To record your lecture with Zoom, start a new meeting, share your slides, turn on your video if you’d like your face to appear and click the record button. Instructor Gregory Pau opted to record his FINE 6600 – Corporate Financial Analysis lectures in Zoom rather than doing synchronous sessions.
|I have decided to pre-record the entire Class 9 lecture into 4 separate recordings of 30-40 minutes each using Zoom last night and posted the recordings on Canvas. The posting of recordings also allows students the flexibility to view the lectures anytime they want and repeatedly if necessary. Recognizing the limitation to professor-students interaction in this approach, I have decided to use my usual class time (next Monday 2:30-5:30 pm) to host a live Zoom Q&A section (since the lecture is already delivered in the pre-recording) where students can join to ask questions, request further explanations and even conduct tutorials to those who need more help.|
For Zoom cloud meetings scheduled in Canvas, the recording is automatically added to the Zoom page in Canvas. Dr. Ingo Holzinger recently recorded a MGMT5150 Skills for Leadership class in Zoom. The page shows his slides, the speaker (if their video is enabled), a searchable transcript (if enabled before recording) and a chat transcript. A short excerpt is provided below.
Asynchronous teaching, with prerecorded lectures presented ahead of time, allows our students the opportunity to engage more flexibly with course content. Students also have more time to review and reflect on the instructor’s presentation before discussing. These sessions can be supplemented with shorter, interactive Zoom sessions or discussion forums to give students an opportunity to clarify misunderstanding, share their experiences and reflections and actively engage with key course concepts.
- Professor Cameron Graham on Blending In-Person and Online Learning

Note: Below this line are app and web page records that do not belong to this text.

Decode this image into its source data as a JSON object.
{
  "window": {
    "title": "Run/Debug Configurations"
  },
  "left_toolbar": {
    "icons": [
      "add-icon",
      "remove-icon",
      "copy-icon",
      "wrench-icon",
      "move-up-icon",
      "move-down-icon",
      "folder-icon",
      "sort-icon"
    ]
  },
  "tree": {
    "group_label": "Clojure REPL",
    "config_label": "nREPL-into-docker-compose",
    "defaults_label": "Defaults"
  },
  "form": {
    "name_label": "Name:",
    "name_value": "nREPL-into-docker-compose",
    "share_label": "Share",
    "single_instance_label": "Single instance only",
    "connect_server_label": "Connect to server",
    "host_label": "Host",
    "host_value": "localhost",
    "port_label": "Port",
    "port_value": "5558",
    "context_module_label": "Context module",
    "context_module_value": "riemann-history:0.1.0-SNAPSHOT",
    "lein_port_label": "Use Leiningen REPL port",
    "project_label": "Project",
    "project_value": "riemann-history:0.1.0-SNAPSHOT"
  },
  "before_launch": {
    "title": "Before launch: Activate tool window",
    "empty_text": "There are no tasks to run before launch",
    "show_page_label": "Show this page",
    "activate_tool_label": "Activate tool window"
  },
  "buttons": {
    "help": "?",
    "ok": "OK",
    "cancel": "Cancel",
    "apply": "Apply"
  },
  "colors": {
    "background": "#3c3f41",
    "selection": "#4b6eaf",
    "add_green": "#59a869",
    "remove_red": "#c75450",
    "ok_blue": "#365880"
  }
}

- Teaching with Zoom – Lessons From Schulich Instructors
- Schulich Guide: Recording Lectures in Advance
- Schulich Guide: Watch a 15 Minute Video Introduction to Zoom
- Microsoft Guide: Narrating a PowerPoint Presentation
- Zoom Guide: Automatically Transcribe Cloud Meetings
- Upcoming Training Events
- Learning Tools – Enabling Small Group Discussion Online Using Breakout Rooms in Zoom
- Learning Tools – Creating Forums for Discussion